How does one get a job without references? I've left 2 jobs in the last 7 years because of conflicts with management (read that: 'the boss'), and am currently unemployed. While I have the experience to land some very nice... Read More
- 0Jan 8, '05 by HappyNurse2005and speaking of job references, if you are a new grad, and therefore have not ever had a nursing job (well, except for a nursing externship) and heck, i haven't had a job in more than a year- would a potential employer call jobs that far back and jobs sooo non related to nursing? i just can't imagine my old jobs would even remember me or that my bosses from then would even be still working there.
i put all of my jobs on my app, so i didn't hide anything, im just curious as to if non nursing jobs in the distant past really get called. but as said, i had an externship at this hospital i applied to, so they do have some clinical references to go on.
- 0Jan 8, '05 by caroladybelleI had a problem with my previous unit director.
However, virtually everyone that actually supervised me(night shift nurse, so most of my contact was with the night ADONs), or worked with me was very impressed with my work and behavior. I listed them as references.
PS said UD lost 5 out of 7 of her long time night shift nurses. She has yet to be able to staff the unit properly on nights, since (over 3 years).
- 0Jan 8, '05 by kaseysmomQuote from Jami RNIn the state of Virginia (im not sure how it is elsewhere) it is against the law to prohibit a person from obtaining a position simply because of something that YOU said while in the refrencing process (i.e an employer calls an exemployer and gives a bad refrence which detures the new employer from hiring).Unfortunately, this isn't true. (I am a Nurse Recruiter, so I deal with referencing all the time.)
Many employers choose not to provide any information except verification of employment dates, but this is because of liability and not because of law. Employers are allowed to say anything they want to, so long as it is true. In fact many employers give quite a bit of information about current and former employees.
When I graduated nursing school (two weeks ago) - we had the career services women come in and speak with us and she specifically said that it was against the law for that to happen - and that if it did occur, that you could sue.

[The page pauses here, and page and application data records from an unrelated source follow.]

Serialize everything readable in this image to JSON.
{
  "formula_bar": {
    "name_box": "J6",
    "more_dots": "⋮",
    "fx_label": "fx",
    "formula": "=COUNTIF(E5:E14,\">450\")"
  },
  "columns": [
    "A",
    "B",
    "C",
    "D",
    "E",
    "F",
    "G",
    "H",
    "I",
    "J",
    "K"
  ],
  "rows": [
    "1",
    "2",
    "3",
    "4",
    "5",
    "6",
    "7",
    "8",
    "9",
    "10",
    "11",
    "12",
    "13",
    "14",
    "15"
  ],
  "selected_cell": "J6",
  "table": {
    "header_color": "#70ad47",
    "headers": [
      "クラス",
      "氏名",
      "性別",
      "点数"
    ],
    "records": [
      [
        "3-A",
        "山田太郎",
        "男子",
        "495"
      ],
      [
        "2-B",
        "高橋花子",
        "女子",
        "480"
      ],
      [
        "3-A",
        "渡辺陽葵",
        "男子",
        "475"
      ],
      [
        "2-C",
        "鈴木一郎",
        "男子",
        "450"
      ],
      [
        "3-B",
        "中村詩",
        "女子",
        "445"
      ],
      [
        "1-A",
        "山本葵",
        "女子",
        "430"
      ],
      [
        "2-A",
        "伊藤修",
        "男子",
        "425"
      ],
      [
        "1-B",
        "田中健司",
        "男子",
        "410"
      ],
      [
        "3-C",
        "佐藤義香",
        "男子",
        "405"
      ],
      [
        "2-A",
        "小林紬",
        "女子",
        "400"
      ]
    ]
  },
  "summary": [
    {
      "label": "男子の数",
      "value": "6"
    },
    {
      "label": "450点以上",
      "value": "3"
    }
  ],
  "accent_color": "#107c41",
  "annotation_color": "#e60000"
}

However, I have no idea how you would get it out of a potential employer that they didn't hire you because someone said you were a terrible employee, lol.
Im not sure if I read your message right, maybe you were speaking under different circumstances - but this is what I have been told.